Was that his appeal?
Bill Dal Cerro with the Italic Institute of America, which sponsors educational initiatives and teaches "the Italic language, history and culture," says that's just a small part.
"We'll partly accept the 'bad-boy' scenario — it's a feminine failure, just as it's a male failure to seek out bimbos or 'trophy wives,' " he said. "But the real reason people accept his image is a simple, unacknowledged one: Tony Soprano is a gross Italian stereotype, an image which Americans unconsciously accept due to decades of Hollywood brainwashing.
"If Tony Soprano's character were a violent-yet-loving criminal dad from any other ethnic group (and they do exist), audiences would never have mythologized him. Tony Shapiro? Tony Chang? Tony Rodriguez? Tony "Tookie" Johnson? Tony Running Bear? Tony Al-Rehani? Columnists and critics would be decrying such blatant appeals to coarse prejudice.
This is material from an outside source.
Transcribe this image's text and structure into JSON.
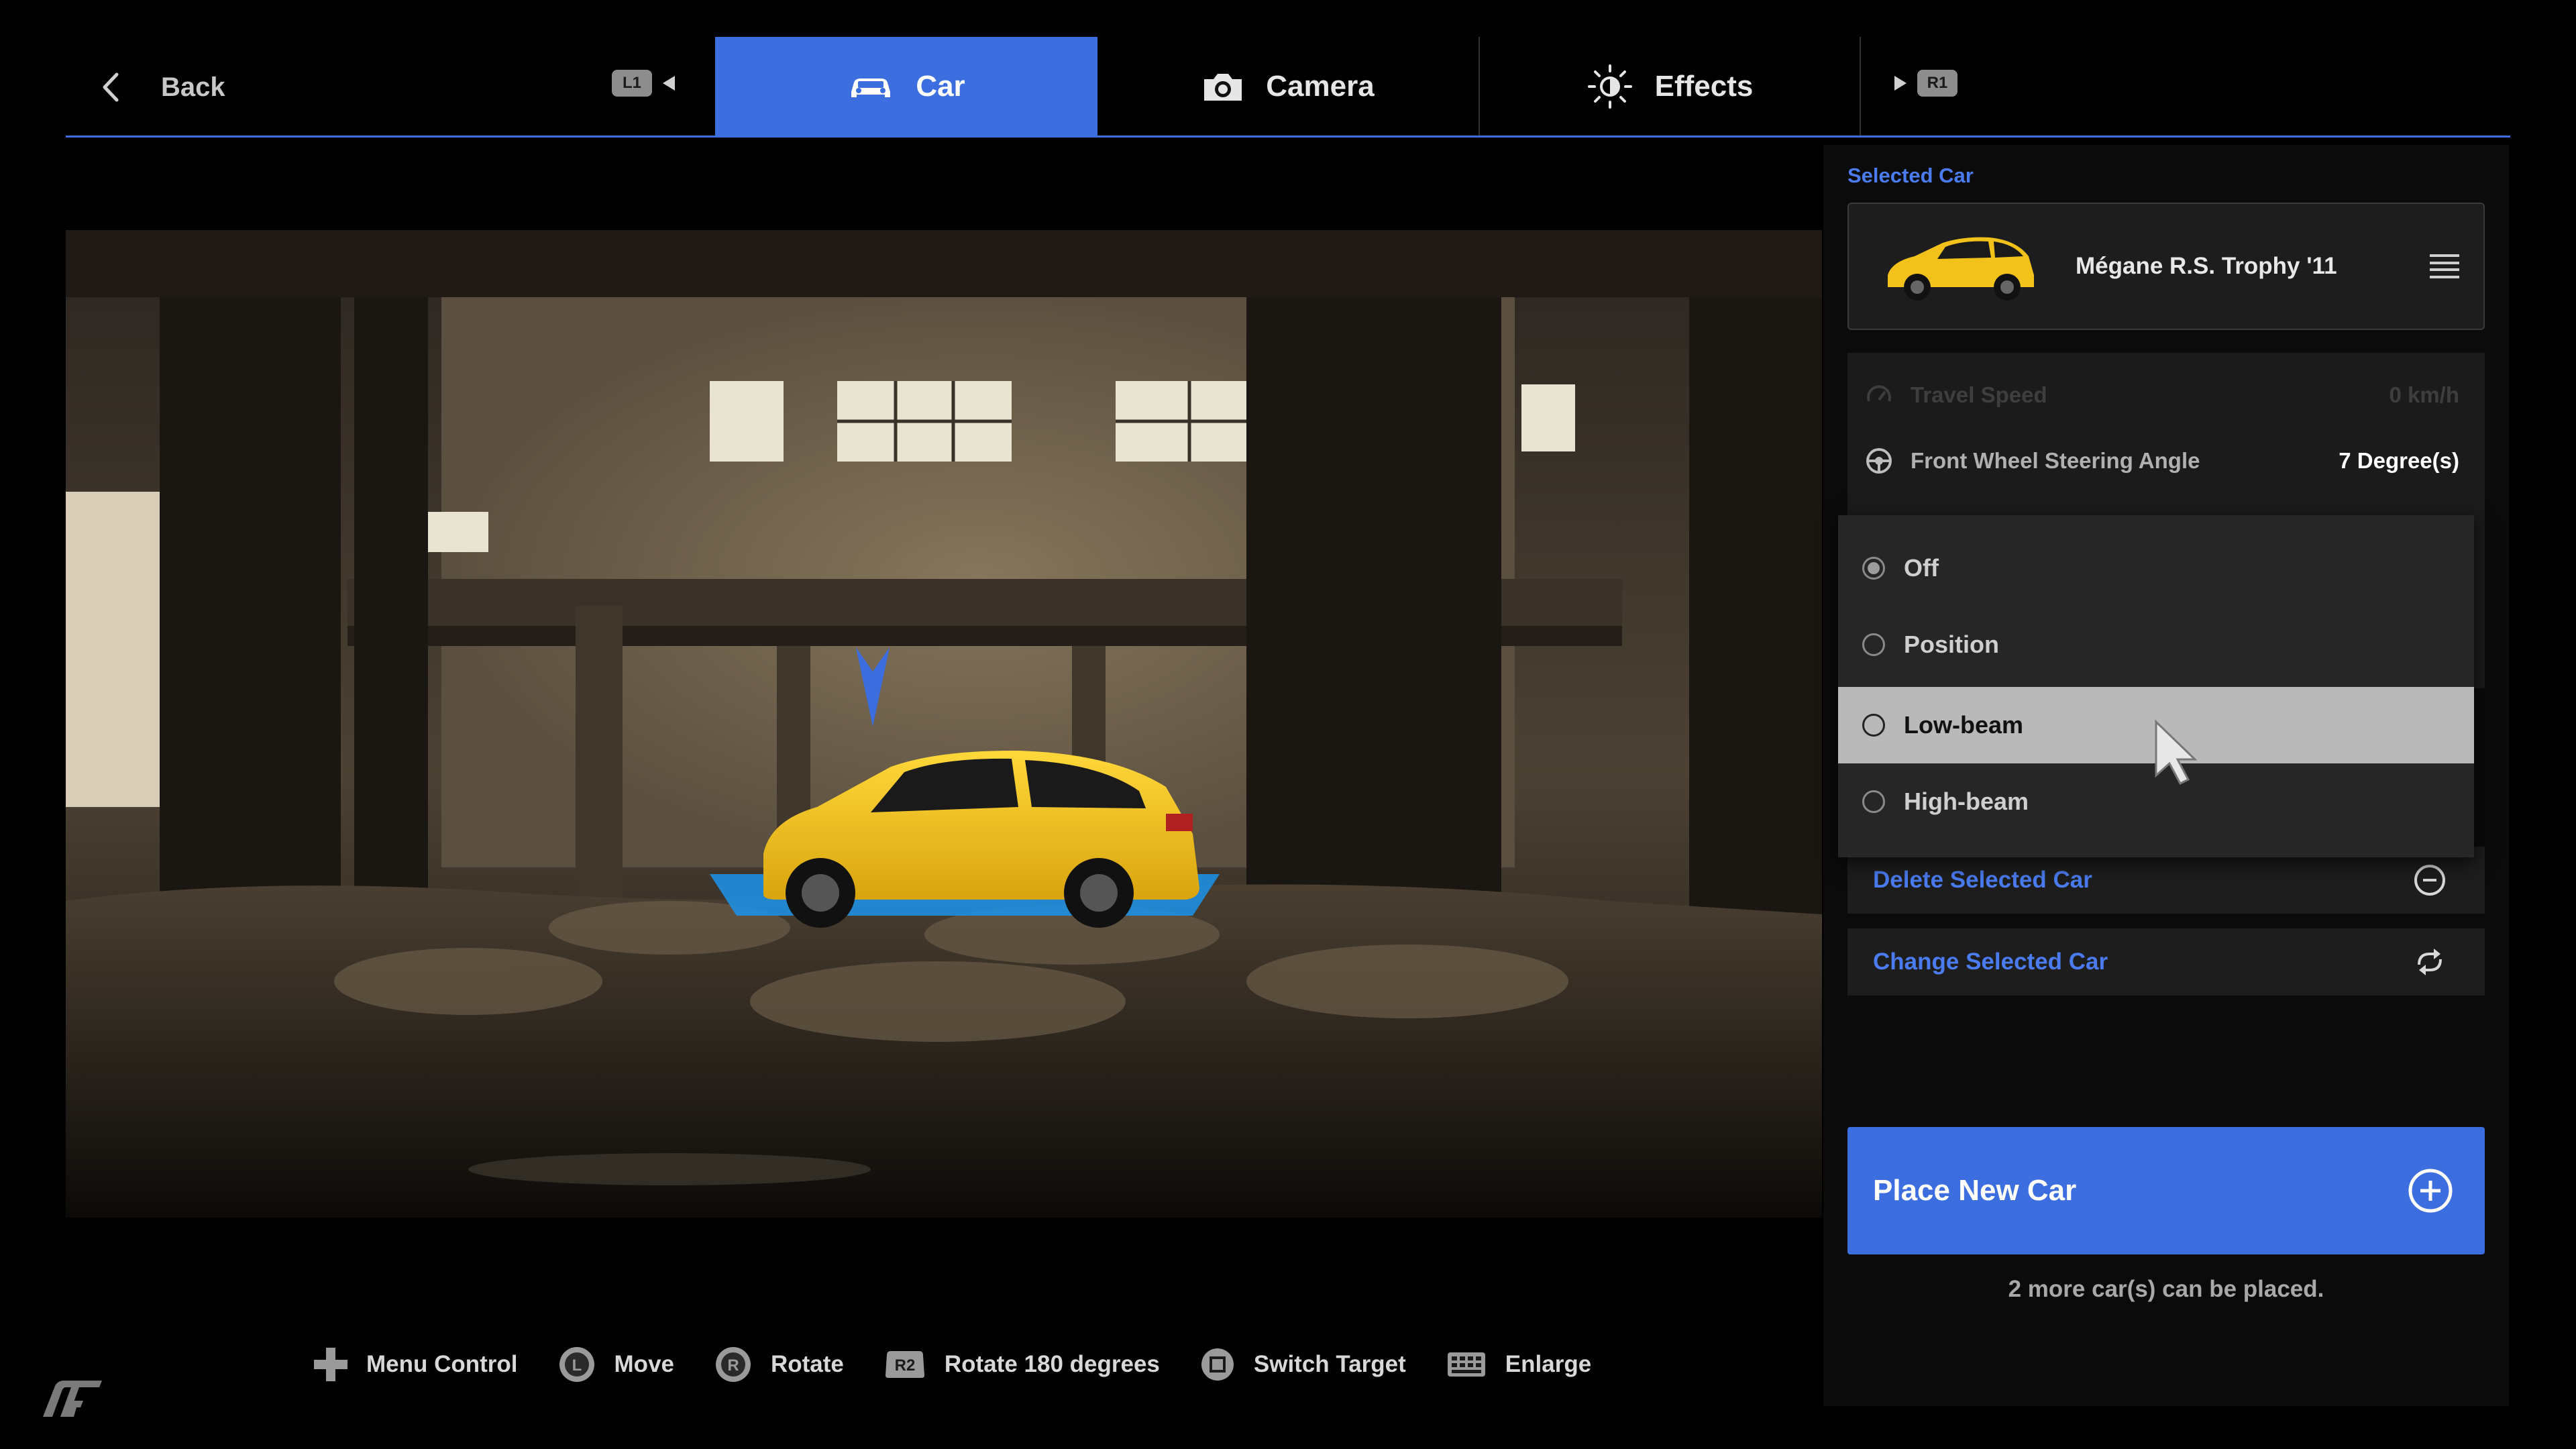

"Italian stereotypes have become so accepted that they're 'cute and cuddly,' no matter how crude.
"Even Italian Americans in show biz, seeing how entrenched the industry's prejudice has become, often give up and give in, much like actors from other ethnic groups in the pre-sensitive Hollywood era, from the 1900s to the 1960s, when ethnic stereotyping finally became uncool — except for Italians, of course.
"As our Roman ancestors would say: Caveat Emptor! Let the buyer beware," Dal Cerro said. "The unconscious acceptance of any stereotype is a form of brain pollution."